    As a recent arrival to the United States from Australia, a visit to one of its famous bookstores seemed in order. I had only stepped through the door when I spied Beard’s novel, which, although published in 1996, hadn’t come across my desk before. I was glad I bought it. For all you non-smokers out there (including me), this book gives a very convincing impression of what we might imagine the superlative pleasures of smoking to be, and the agony of giving up this nagging addiction for good.

    The book has 20 chapters, one for each cigarette in a pack, and Beard portrays a series of vignettes—sometimes amusing, sometimes painful, and occasionally bizarre—by which the main character Gregory Simpson makes the journey from being a committed compulsive smoker (the word “precontemplator” doesn’t begin to describe how he thinks about his smoking) to expelling cigarettes from his life.

    This novel gives substance to the word “addiction”—Beard’s description of the incessant aching longing for a cigarette, the utter deprivation and desolation of doing without one’s lifeblood, is a fascinating window into the smoker’s world. Gregory’s perverse logic—perhaps a hallmark of all smokers trying to rationalise their deadly habit—is a feature of the story and in parts, becomes ridiculously funny. For example, by way of justifying his addiction, in one of his countless obsessive monologues about how endemic tobacco has become in society at large, he constructs a whimsical list of interesting “facts”—“Economics: Karl Marx spent more money on cigars whilst writing Das Kapital than he earned from its publication. This might explain his strange blindness to the obvious truth that in fact tobacco is the opium of the people. Criminology: the great Sherlock Holmes insisted that all detectives of the superior sort should be able to identify 140 different varieties of tobacco. In ash form” (page 200).

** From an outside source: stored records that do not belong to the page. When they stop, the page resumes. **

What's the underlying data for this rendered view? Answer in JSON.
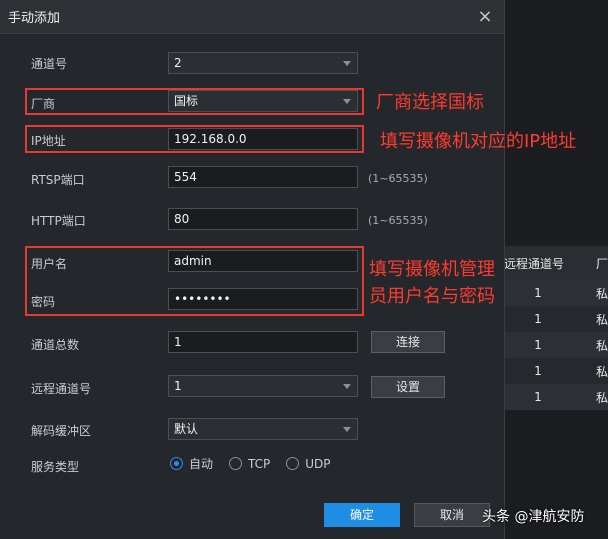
{
  "dialog": {
    "title": "手动添加",
    "close_glyph": "×",
    "fields": {
      "channel_no": {
        "label": "通道号",
        "value": "2"
      },
      "vendor": {
        "label": "厂商",
        "value": "国标"
      },
      "ip": {
        "label": "IP地址",
        "value": "192.168.0.0"
      },
      "rtsp_port": {
        "label": "RTSP端口",
        "value": "554",
        "hint": "(1~65535)"
      },
      "http_port": {
        "label": "HTTP端口",
        "value": "80",
        "hint": "(1~65535)"
      },
      "username": {
        "label": "用户名",
        "value": "admin"
      },
      "password": {
        "label": "密码",
        "value": "••••••••"
      },
      "total_channels": {
        "label": "通道总数",
        "value": "1",
        "button": "连接"
      },
      "remote_channel": {
        "label": "远程通道号",
        "value": "1",
        "button": "设置"
      },
      "decode_buffer": {
        "label": "解码缓冲区",
        "value": "默认"
      },
      "service_type": {
        "label": "服务类型",
        "options": [
          "自动",
          "TCP",
          "UDP"
        ],
        "selected": "自动"
      }
    },
    "ok_label": "确定",
    "cancel_label": "取消"
  },
  "annotations": {
    "vendor_note": "厂商选择国标",
    "ip_note": "填写摄像机对应的IP地址",
    "cred_note_line1": "填写摄像机管理",
    "cred_note_line2": "员用户名与密码",
    "color": "#e53935"
  },
  "background_table": {
    "headers": [
      "远程通道号",
      "厂"
    ],
    "rows": [
      [
        "1",
        "私"
      ],
      [
        "1",
        "私"
      ],
      [
        "1",
        "私"
      ],
      [
        "1",
        "私"
      ],
      [
        "1",
        "私"
      ]
    ]
  },
  "brand": "头条 @津航安防",
  "colors": {
    "accent": "#1e8de4",
    "annotation": "#ff3b30"
  }
}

    As a smoker struggling to quit, Gregory comes to the realisation that his addiction is as much a political issue as a personal one. But this novel is not for those who like a logical plot—Beard’s flights of fancy make this read a changeable and challenging one, much like the nature of the substance itself. At the end of the novel, I was left with a strange sense of dissatisfaction, as though the story was left unfinished—and of course for many smokers, this is exactly the situation they experience—have they given up for good?